### Required action
Out of the lines below, please list those that hold the string "sidebar".
####
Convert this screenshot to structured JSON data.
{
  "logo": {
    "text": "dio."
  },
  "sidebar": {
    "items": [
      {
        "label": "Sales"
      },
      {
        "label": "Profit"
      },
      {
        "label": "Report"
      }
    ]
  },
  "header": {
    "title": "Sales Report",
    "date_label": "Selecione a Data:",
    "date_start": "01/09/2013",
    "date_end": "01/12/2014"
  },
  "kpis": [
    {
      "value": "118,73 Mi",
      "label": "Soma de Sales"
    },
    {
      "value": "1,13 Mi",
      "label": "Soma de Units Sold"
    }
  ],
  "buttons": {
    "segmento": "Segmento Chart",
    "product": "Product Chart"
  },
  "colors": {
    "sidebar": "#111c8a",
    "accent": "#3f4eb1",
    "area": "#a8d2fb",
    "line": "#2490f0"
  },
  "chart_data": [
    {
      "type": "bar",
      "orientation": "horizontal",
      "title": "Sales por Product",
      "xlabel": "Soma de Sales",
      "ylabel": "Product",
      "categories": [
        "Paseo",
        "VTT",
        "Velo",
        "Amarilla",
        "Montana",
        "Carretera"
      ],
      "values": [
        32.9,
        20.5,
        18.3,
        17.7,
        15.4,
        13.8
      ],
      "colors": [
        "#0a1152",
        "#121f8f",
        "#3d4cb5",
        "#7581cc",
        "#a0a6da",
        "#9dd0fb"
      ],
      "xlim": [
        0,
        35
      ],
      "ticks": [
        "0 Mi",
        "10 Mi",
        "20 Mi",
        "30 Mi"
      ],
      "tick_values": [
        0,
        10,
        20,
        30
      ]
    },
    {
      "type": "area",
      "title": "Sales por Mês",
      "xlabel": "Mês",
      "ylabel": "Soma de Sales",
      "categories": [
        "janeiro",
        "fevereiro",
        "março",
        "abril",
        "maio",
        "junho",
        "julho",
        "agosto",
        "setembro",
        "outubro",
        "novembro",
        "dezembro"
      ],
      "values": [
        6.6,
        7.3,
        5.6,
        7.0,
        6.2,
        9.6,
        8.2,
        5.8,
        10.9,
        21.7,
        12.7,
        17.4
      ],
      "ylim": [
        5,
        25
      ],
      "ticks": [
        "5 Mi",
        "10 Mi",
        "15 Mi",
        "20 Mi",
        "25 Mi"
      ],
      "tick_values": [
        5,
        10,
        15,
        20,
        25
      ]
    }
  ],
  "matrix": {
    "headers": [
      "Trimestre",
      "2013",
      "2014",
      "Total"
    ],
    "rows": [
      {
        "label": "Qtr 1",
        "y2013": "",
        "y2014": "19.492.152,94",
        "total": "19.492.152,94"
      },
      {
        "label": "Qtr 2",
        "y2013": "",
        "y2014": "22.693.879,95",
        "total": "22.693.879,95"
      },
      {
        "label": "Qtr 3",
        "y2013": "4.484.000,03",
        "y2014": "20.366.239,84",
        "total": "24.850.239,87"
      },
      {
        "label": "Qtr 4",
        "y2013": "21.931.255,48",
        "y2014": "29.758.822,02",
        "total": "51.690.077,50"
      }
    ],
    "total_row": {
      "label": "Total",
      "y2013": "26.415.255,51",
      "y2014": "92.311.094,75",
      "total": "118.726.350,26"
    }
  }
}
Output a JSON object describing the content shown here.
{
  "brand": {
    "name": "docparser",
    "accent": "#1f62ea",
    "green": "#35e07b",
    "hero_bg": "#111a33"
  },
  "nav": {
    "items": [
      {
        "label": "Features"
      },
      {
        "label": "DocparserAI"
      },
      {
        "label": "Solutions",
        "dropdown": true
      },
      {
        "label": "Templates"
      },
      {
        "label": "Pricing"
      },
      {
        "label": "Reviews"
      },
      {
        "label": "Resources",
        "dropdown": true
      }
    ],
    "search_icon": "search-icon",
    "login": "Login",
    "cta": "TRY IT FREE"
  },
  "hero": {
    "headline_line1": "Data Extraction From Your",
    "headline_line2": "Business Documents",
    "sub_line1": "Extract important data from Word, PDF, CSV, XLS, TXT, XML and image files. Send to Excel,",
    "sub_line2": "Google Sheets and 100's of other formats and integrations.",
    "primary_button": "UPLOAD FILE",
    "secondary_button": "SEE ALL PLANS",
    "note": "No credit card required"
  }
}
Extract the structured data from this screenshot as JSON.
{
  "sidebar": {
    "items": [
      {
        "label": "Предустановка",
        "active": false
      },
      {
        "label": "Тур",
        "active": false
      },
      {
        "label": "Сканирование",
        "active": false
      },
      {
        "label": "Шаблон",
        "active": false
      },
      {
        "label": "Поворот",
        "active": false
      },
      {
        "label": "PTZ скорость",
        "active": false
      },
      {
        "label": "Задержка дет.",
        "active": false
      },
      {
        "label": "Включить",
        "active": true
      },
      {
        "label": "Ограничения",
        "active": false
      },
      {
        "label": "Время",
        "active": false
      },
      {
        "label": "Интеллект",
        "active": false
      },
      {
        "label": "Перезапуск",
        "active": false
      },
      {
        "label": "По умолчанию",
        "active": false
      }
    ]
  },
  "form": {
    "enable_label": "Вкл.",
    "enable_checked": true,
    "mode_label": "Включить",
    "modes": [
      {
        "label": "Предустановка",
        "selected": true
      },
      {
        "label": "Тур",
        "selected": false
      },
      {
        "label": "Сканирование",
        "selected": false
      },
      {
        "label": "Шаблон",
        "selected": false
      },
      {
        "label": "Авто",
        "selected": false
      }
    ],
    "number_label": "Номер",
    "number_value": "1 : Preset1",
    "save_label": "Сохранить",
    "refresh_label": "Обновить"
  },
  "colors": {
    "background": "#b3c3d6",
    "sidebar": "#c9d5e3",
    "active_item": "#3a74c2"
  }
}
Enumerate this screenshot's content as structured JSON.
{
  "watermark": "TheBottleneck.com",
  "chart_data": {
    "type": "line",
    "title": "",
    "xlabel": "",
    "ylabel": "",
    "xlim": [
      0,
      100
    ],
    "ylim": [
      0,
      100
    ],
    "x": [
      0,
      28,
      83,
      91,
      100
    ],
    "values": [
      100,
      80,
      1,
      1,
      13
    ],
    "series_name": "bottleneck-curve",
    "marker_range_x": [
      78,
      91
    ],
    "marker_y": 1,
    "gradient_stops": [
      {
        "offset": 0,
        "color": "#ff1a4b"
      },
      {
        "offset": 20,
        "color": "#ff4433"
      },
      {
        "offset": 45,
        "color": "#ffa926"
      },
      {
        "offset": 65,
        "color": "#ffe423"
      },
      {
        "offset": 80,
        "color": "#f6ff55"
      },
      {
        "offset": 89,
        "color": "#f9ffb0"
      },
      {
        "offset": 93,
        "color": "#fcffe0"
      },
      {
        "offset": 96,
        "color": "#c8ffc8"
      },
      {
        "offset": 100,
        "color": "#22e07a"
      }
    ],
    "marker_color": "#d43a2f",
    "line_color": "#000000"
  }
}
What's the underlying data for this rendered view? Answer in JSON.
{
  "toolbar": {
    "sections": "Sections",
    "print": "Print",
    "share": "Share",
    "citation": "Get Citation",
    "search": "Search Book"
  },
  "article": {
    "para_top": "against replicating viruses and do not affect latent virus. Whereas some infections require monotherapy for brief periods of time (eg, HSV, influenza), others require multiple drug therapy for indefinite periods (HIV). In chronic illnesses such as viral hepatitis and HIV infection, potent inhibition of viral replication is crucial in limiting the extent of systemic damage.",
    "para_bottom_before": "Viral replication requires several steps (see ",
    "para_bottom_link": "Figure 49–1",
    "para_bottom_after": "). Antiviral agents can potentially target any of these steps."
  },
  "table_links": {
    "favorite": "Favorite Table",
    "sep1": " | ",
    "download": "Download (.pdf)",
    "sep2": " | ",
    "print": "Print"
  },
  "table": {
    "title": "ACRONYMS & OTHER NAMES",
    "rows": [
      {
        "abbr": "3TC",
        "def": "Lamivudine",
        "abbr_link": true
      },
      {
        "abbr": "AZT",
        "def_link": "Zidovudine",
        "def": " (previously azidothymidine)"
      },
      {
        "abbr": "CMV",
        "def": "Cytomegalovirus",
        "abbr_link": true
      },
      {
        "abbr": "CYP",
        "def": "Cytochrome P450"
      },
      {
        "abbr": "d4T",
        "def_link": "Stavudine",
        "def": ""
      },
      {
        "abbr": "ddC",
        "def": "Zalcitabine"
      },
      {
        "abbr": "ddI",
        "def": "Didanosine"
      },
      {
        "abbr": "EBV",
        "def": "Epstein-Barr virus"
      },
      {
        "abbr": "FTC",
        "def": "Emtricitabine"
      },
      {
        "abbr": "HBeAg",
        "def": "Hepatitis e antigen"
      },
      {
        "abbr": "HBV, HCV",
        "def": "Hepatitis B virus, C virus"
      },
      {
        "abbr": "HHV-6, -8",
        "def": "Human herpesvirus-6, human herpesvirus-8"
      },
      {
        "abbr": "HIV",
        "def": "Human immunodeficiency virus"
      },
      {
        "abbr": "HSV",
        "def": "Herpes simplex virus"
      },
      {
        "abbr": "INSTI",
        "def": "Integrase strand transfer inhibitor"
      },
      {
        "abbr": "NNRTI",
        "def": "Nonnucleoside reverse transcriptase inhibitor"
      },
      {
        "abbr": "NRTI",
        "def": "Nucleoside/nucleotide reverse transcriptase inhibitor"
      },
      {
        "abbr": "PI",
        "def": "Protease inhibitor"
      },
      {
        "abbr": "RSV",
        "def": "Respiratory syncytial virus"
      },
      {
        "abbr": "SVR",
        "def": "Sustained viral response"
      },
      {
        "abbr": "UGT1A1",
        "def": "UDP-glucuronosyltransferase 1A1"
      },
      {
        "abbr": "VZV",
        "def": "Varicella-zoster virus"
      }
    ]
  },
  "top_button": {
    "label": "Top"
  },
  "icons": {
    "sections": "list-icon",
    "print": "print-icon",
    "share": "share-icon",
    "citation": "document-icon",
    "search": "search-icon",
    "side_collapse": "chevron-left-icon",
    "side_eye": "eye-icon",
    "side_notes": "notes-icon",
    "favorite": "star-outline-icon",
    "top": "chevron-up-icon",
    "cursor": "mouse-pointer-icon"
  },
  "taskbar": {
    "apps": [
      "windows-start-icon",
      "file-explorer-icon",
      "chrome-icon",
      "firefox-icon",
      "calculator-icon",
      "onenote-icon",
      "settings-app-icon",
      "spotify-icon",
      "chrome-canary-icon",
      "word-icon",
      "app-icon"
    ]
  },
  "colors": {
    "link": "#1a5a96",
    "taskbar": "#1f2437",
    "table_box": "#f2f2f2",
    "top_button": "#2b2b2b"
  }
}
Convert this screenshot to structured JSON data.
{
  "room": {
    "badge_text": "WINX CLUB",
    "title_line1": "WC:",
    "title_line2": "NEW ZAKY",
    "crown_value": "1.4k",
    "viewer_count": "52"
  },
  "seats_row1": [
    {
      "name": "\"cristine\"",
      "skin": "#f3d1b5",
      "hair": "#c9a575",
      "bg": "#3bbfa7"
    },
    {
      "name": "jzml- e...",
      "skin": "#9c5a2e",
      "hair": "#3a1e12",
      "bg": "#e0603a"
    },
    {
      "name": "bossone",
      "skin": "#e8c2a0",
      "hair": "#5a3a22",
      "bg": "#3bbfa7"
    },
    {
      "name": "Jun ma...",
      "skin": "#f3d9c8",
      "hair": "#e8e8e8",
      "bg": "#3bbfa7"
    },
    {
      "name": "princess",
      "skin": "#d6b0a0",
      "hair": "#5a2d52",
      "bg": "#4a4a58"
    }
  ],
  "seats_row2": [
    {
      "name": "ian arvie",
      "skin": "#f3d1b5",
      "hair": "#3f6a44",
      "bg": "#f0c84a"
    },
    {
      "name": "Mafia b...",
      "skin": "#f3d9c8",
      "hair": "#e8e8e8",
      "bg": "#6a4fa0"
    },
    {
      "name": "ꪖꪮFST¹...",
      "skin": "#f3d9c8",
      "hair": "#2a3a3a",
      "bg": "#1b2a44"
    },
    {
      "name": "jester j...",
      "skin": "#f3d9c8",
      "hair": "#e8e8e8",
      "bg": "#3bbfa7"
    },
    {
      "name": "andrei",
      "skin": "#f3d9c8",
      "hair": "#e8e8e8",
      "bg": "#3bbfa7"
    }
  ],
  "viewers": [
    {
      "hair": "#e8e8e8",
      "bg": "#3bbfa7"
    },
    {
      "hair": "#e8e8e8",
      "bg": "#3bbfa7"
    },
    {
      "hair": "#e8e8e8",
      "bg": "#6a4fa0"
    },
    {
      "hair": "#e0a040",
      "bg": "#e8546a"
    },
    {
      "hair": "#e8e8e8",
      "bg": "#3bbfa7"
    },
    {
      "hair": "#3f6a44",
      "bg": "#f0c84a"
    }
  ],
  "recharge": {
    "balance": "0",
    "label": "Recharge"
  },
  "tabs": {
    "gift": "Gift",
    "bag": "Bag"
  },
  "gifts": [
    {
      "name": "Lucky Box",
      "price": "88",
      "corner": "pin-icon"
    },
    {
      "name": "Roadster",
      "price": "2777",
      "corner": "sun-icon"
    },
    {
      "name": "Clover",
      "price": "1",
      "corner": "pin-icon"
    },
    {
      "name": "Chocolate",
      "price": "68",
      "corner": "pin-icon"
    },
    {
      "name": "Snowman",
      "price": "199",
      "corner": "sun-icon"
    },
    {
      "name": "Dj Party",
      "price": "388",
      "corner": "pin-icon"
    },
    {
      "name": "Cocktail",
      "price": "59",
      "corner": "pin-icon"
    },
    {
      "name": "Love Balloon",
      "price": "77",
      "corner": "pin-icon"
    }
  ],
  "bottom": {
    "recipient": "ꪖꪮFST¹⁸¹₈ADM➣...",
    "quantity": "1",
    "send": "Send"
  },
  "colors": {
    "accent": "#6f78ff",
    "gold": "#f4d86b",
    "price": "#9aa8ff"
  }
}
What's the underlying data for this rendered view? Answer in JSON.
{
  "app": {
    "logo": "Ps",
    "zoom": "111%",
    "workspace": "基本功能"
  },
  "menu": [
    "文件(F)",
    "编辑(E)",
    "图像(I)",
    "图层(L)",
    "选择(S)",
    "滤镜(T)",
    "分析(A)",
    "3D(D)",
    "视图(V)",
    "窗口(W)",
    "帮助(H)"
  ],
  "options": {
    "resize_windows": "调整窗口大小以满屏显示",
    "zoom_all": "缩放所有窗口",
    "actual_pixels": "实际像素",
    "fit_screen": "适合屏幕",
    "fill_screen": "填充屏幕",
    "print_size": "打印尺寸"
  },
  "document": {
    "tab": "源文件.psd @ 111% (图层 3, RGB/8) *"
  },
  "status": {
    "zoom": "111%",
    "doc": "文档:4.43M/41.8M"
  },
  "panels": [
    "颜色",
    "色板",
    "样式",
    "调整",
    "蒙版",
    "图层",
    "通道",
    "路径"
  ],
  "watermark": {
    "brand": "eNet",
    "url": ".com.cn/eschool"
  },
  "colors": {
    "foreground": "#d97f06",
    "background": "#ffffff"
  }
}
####
### The completed task
  "sidebar": {
    "sidebar": "#111c8a",
  "sidebar": {
    "sidebar": "#c9d5e3",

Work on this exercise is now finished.